During his NFL career, Steve Young the left-hander threw for 3,000 or more yards six times and had 20 or more touchdown passes in a season five times, and posted a passer rating of 100 or higher six times. Aside from his passing ability, Young was a constant threat as a runner. He ran for 4,239 yards and scored 43 rushing touchdowns. –
Young was named the MVP (Most Valuable Player) of the NFL twice in 1992 and 1994, and the MVP of Super Bowl XXIX. All-Pro four times and named seven times to the Pro Bowl. Young also won a record six NFL passer rating titles.
Young is also member of the College Football Hall of Fame and the Pro Football Hall of Fame. At the time of his retirement, he had the highest passer rating among NFL quarterbacks who have thrown at least 1,500 passing attempts (96.8), and is currently ranked third. He is also still ranked highest amongst retired players.
Funny story Steve Young told at his induction speech to theFootball Hall of Fame. “Ironically it was my mom who kicked off my football career with a bang as she charged the field when I was 8 years old. She was upset that another kid had neck tackled me and knocked the wind out of me. She knew that neck tackling was illegal and since no penalty was called she felt it imperative to rush the field and help her little boy. I was scared to death as I saw her sprinting across the field, with good speed I might add, assuming she was coming to give me a kiss or something. Imagine the visual: late 1960's—20's aged woman, lady, in a dress, on a football field, purse on her shoulder, big sunglasses, high-heeled shoes aerating the field. In horror, she passed by me and grabbed the kid from the other team. Adrenaline pumping, she picked up the boy by the shoulder pads and told him that the hit was illegal and that he better not do it again! Mom, now you know why we never gave you any field level tickets over the last 17 years. My greatest cheerleader.“
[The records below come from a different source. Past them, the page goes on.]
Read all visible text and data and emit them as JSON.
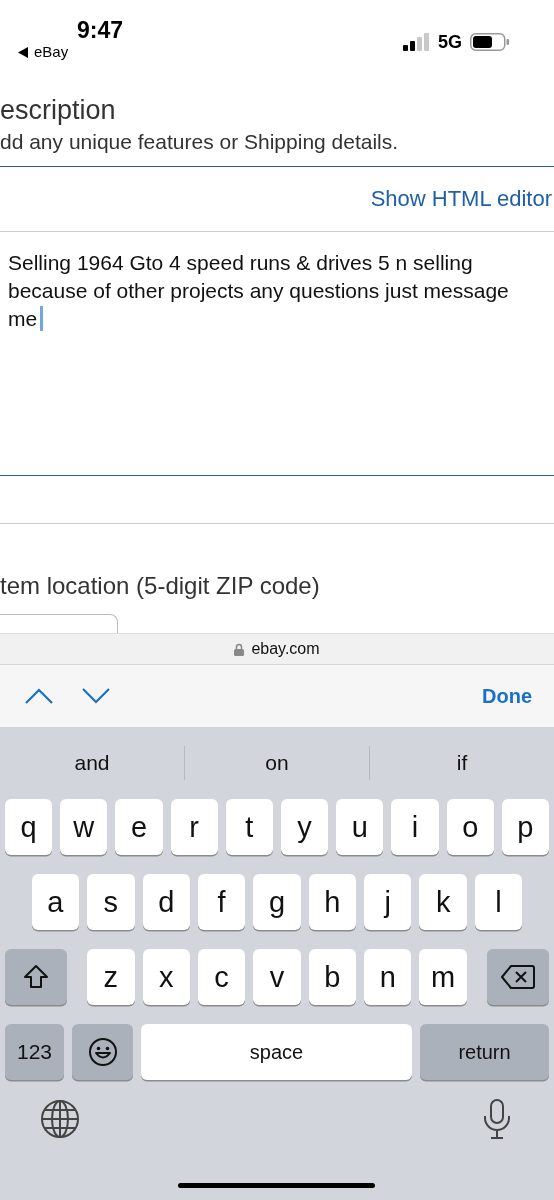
{
  "status_bar": {
    "time": "9:47",
    "back_label": "eBay",
    "network": "5G"
  },
  "description": {
    "label": "escription",
    "hint": "dd any unique features or Shipping details.",
    "editor_link": "Show HTML editor",
    "value": "Selling 1964 Gto 4 speed runs & drives 5 n selling because of other projects any questions just message me",
    "focused": true
  },
  "location": {
    "label": "tem location (5-digit ZIP code)"
  },
  "address_bar": {
    "domain": "ebay.com"
  },
  "form_accessory": {
    "done": "Done"
  },
  "keyboard": {
    "suggestions": [
      "and",
      "on",
      "if"
    ],
    "rows": [
      {
        "keys": [
          {
            "kind": "letter",
            "label": "q"
          },
          {
            "kind": "letter",
            "label": "w"
          },
          {
            "kind": "letter",
            "label": "e"
          },
          {
            "kind": "letter",
            "label": "r"
          },
          {
            "kind": "letter",
            "label": "t"
          },
          {
            "kind": "letter",
            "label": "y"
          },
          {
            "kind": "letter",
            "label": "u"
          },
          {
            "kind": "letter",
            "label": "i"
          },
          {
            "kind": "letter",
            "label": "o"
          },
          {
            "kind": "letter",
            "label": "p"
          }
        ]
      },
      {
        "keys": [
          {
            "kind": "letter",
            "label": "a"
          },
          {
            "kind": "letter",
            "label": "s"
          },
          {
            "kind": "letter",
            "label": "d"
          },
          {
            "kind": "letter",
            "label": "f"
          },
          {
            "kind": "letter",
            "label": "g"
          },
          {
            "kind": "letter",
            "label": "h"
          },
          {
            "kind": "letter",
            "label": "j"
          },
          {
            "kind": "letter",
            "label": "k"
          },
          {
            "kind": "letter",
            "label": "l"
          }
        ]
      },
      {
        "keys": [
          {
            "kind": "shift"
          },
          {
            "kind": "letter",
            "label": "z"
          },
          {
            "kind": "letter",
            "label": "x"
          },
          {
            "kind": "letter",
            "label": "c"
          },
          {
            "kind": "letter",
            "label": "v"
          },
          {
            "kind": "letter",
            "label": "b"
          },
          {
            "kind": "letter",
            "label": "n"
          },
          {
            "kind": "letter",
            "label": "m"
          },
          {
            "kind": "delete"
          }
        ]
      },
      {
        "keys": [
          {
            "kind": "mode",
            "label": "123"
          },
          {
            "kind": "emoji"
          },
          {
            "kind": "space",
            "label": "space"
          },
          {
            "kind": "return",
            "label": "return"
          }
        ]
      }
    ]
  }
}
Here is an interesting comment by Steve Young about his seven concussions he suffered before retiring in 1999. The interview was on PBS FRONTLINE. Young told FRONTLINE he worries about the toll that routine head hits are taking on linemen and running backs. This is the edited transcript of an interview conducted with FRONTLINE’s Jim Gilmore on March 27, 2013.
Jim Gilmore: “One last thing on the way you played and stuff, and it says something about the intensity of how players play. Your rep was always that you would refuse to be taken out of the game, that you would be basically ready to go back, sort of hide from the coach and whatever and be ready to go back on the field before a replacement or anything else.”
Gilmore: “What was that all about?”
Young: “I think that's the nature of the game, too. It demands all of you. And the culture is that you can play hurt; you can play wounded. And the culture is that you can get through all. Guys did it all the time, so that's the hard part.
And that's what, as we get into concussions, that's the nefarious nature of concussions, because you can have a bad knee and the doctor looks at it and they watch you run and everyone has 100 percent knowledge. You might say, "Oh, I feel this way." If you can run, if they can tape it up and you can go, then you can [play], and the doctor can see stability. We know what we're dealing with, and now we can kind of generally take a pretty good assumption of the risk.
As a player, that's why concussions are so difficult, because even the experts, even the people that you say, "OK, am I OK?" "I don't know. How do you feel?" You know, it's a really tough one.”
In conclusion one of his quotes sums ujp how he felt about playing the game. Steve Young, -“It was a lot of fun. I love coming out here to play. I had a couple of tackles.”